*RECORDS PROVIDED*.
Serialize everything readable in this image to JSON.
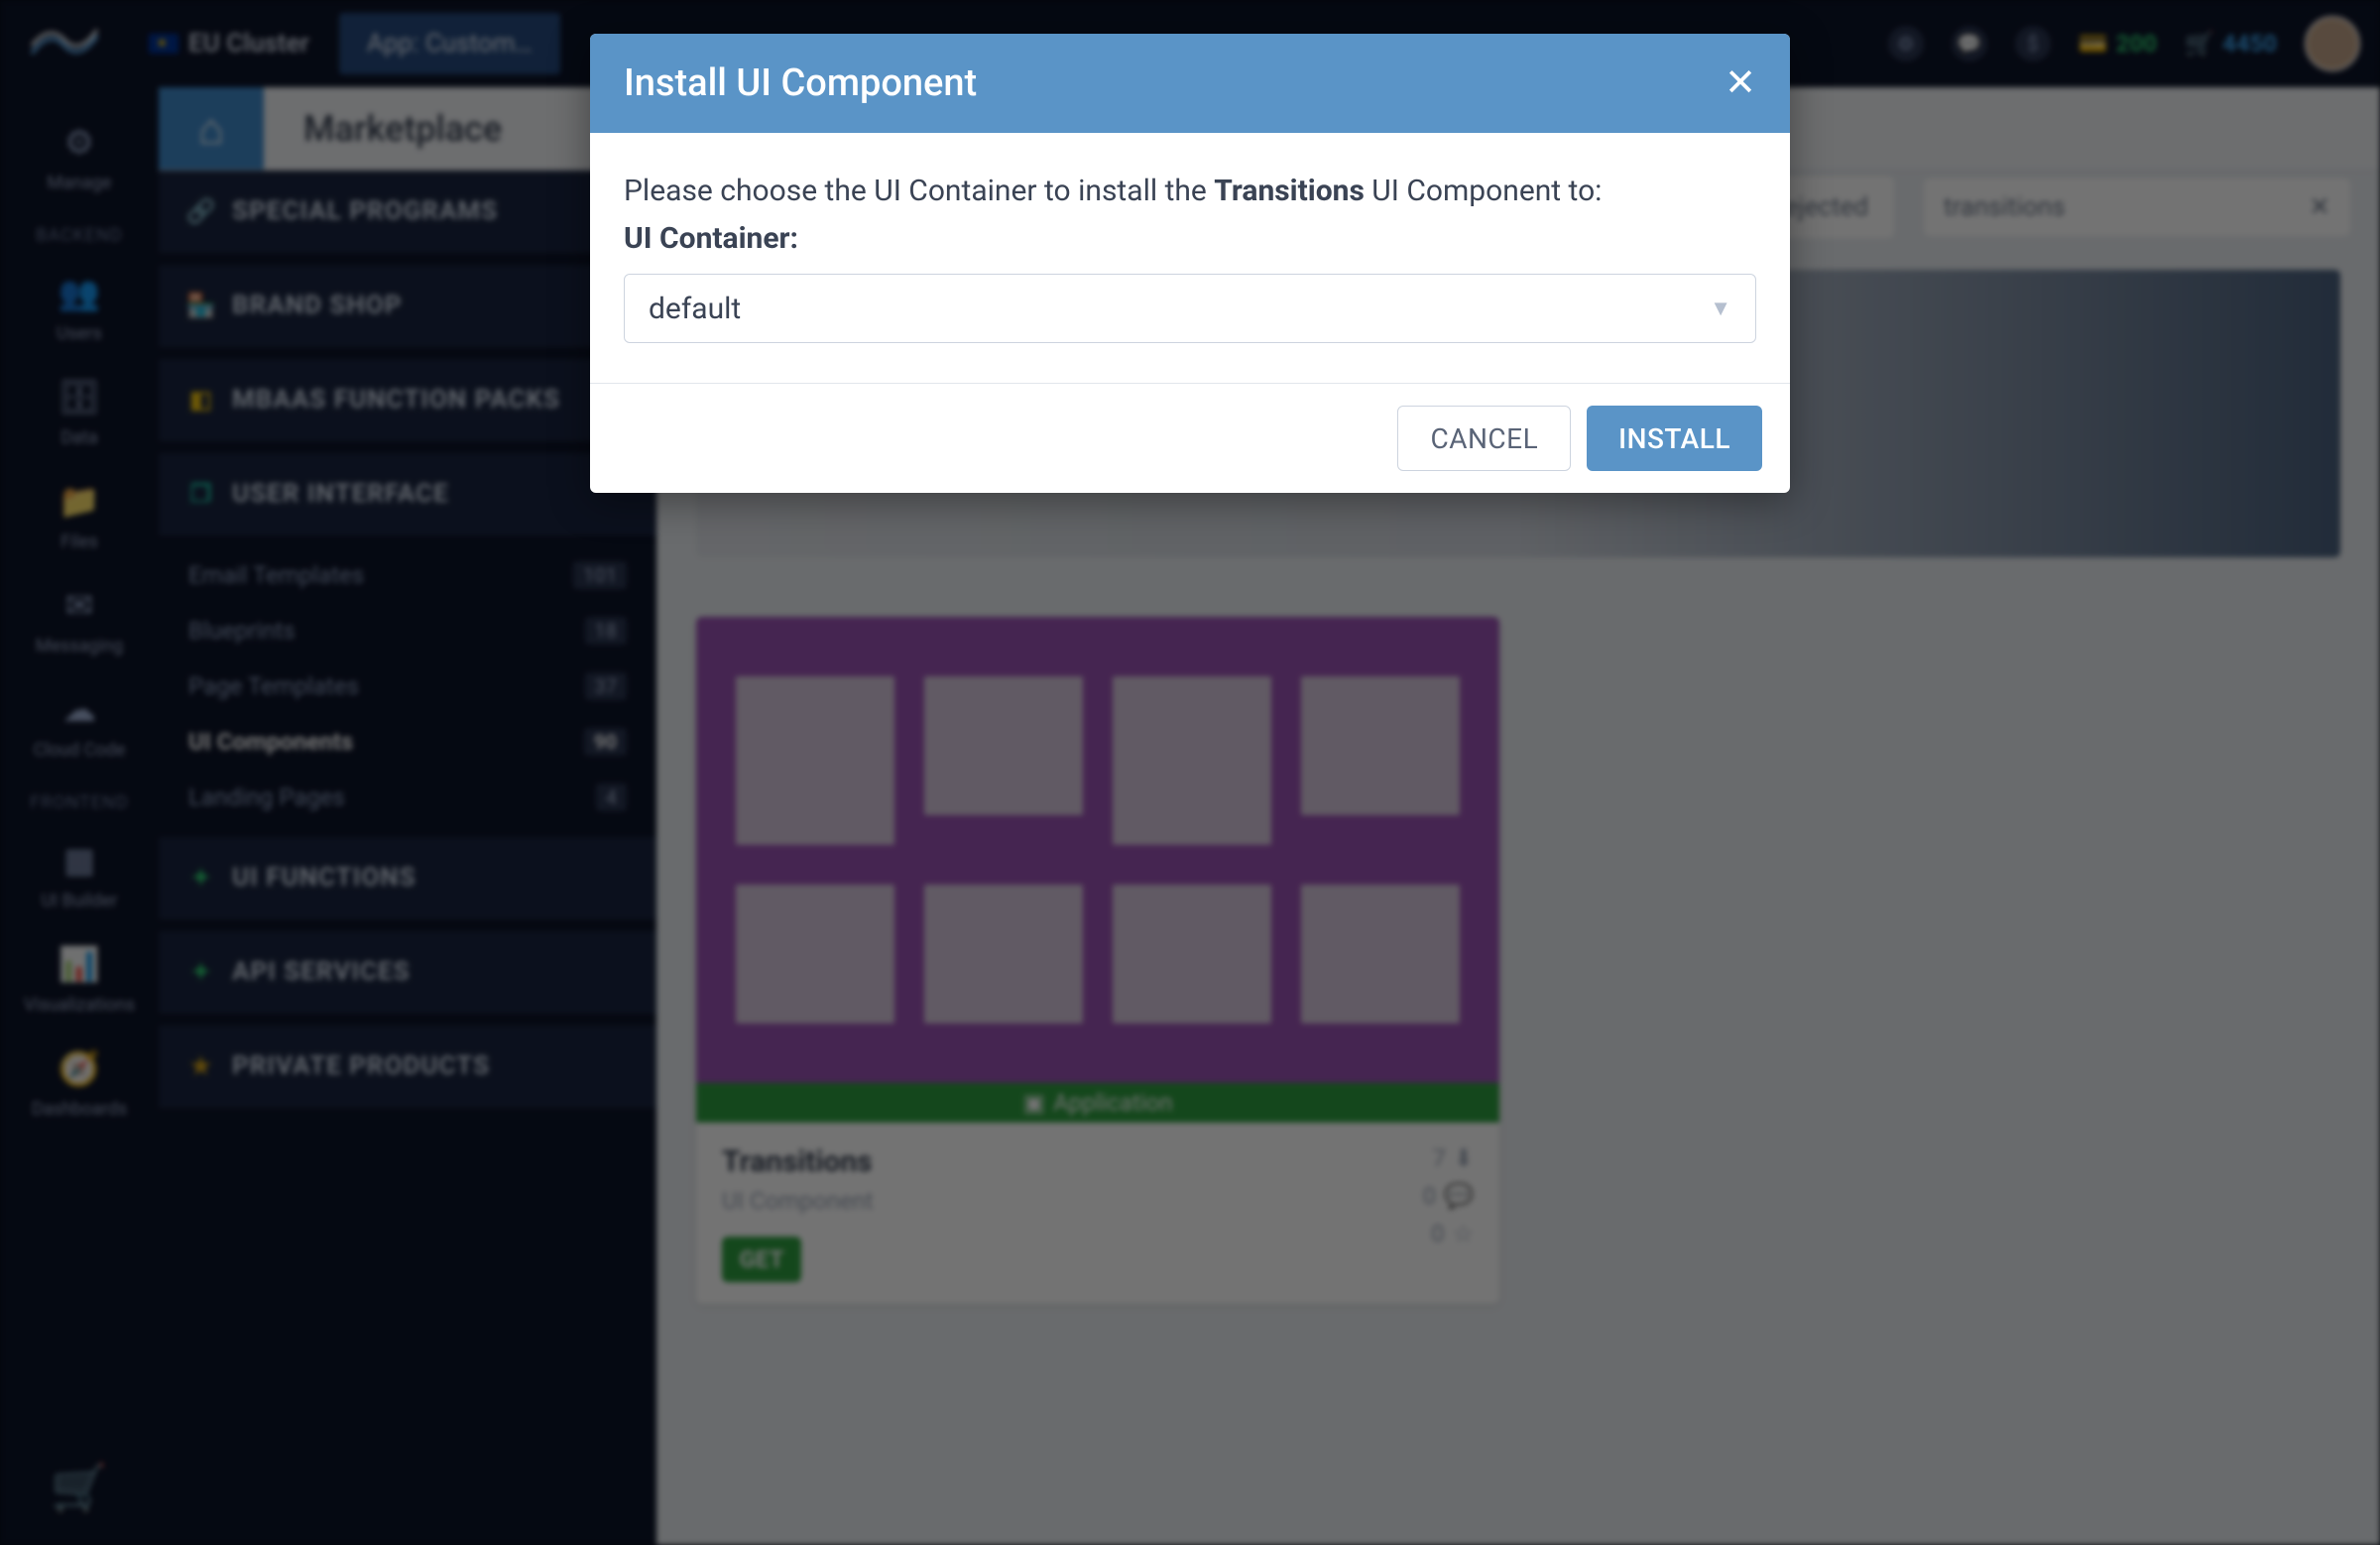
{
  "topbar": {
    "cluster_label": "EU Cluster",
    "tab_label": "App: Custom…",
    "credits_green": "200",
    "credits_blue": "4450"
  },
  "leftbar": {
    "backend_label": "BACKEND",
    "frontend_label": "FRONTEND",
    "items": [
      {
        "label": "Manage"
      },
      {
        "label": "Users"
      },
      {
        "label": "Data"
      },
      {
        "label": "Files"
      },
      {
        "label": "Messaging"
      },
      {
        "label": "Cloud Code"
      },
      {
        "label": "UI Builder"
      },
      {
        "label": "Visualizations"
      },
      {
        "label": "Dashboards"
      }
    ]
  },
  "header": {
    "page_title": "Marketplace"
  },
  "sidebar": {
    "sections": [
      {
        "label": "SPECIAL PROGRAMS"
      },
      {
        "label": "BRAND SHOP"
      },
      {
        "label": "MBAAS FUNCTION PACKS"
      },
      {
        "label": "USER INTERFACE"
      },
      {
        "label": "UI FUNCTIONS"
      },
      {
        "label": "API SERVICES"
      },
      {
        "label": "PRIVATE PRODUCTS"
      }
    ],
    "ui_subitems": [
      {
        "label": "Email Templates",
        "count": "101"
      },
      {
        "label": "Blueprints",
        "count": "18"
      },
      {
        "label": "Page Templates",
        "count": "37"
      },
      {
        "label": "UI Components",
        "count": "90"
      },
      {
        "label": "Landing Pages",
        "count": "4"
      }
    ]
  },
  "filters": {
    "reject_label": "Rejected",
    "search_value": "transitions"
  },
  "card": {
    "bar_label": "Application",
    "title": "Transitions",
    "subtitle": "UI Component",
    "get_label": "GET",
    "stat_downloads": "7",
    "stat_comments": "0",
    "stat_stars": "0"
  },
  "modal": {
    "title": "Install UI Component",
    "prompt_pre": "Please choose the UI Container to install the ",
    "prompt_component": "Transitions",
    "prompt_post": " UI Component to:",
    "field_label": "UI Container:",
    "selected_value": "default",
    "cancel_label": "CANCEL",
    "install_label": "INSTALL"
  }
}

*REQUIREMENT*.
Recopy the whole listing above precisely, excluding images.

*TASK RESPONSE*.
Serialize everything readable in this image to JSON.
{
  "topbar": {
    "cluster_label": "EU Cluster",
    "tab_label": "App: Custom…",
    "credits_green": "200",
    "credits_blue": "4450"
  },
  "leftbar": {
    "backend_label": "BACKEND",
    "frontend_label": "FRONTEND",
    "items": [
      {
        "label": "Manage"
      },
      {
        "label": "Users"
      },
      {
        "label": "Data"
      },
      {
        "label": "Files"
      },
      {
        "label": "Messaging"
      },
      {
        "label": "Cloud Code"
      },
      {
        "label": "UI Builder"
      },
      {
        "label": "Visualizations"
      },
      {
        "label": "Dashboards"
      }
    ]
  },
  "header": {
    "page_title": "Marketplace"
  },
  "sidebar": {
    "sections": [
      {
        "label": "SPECIAL PROGRAMS"
      },
      {
        "label": "BRAND SHOP"
      },
      {
        "label": "MBAAS FUNCTION PACKS"
      },
      {
        "label": "USER INTERFACE"
      },
      {
        "label": "UI FUNCTIONS"
      },
      {
        "label": "API SERVICES"
      },
      {
        "label": "PRIVATE PRODUCTS"
      }
    ],
    "ui_subitems": [
      {
        "label": "Email Templates",
        "count": "101"
      },
      {
        "label": "Blueprints",
        "count": "18"
      },
      {
        "label": "Page Templates",
        "count": "37"
      },
      {
        "label": "UI Components",
        "count": "90"
      },
      {
        "label": "Landing Pages",
        "count": "4"
      }
    ]
  },
  "filters": {
    "reject_label": "Rejected",
    "search_value": "transitions"
  },
  "card": {
    "bar_label": "Application",
    "title": "Transitions",
    "subtitle": "UI Component",
    "get_label": "GET",
    "stat_downloads": "7",
    "stat_comments": "0",
    "stat_stars": "0"
  },
  "modal": {
    "title": "Install UI Component",
    "prompt_pre": "Please choose the UI Container to install the ",
    "prompt_component": "Transitions",
    "prompt_post": " UI Component to:",
    "field_label": "UI Container:",
    "selected_value": "default",
    "cancel_label": "CANCEL",
    "install_label": "INSTALL"
  }
}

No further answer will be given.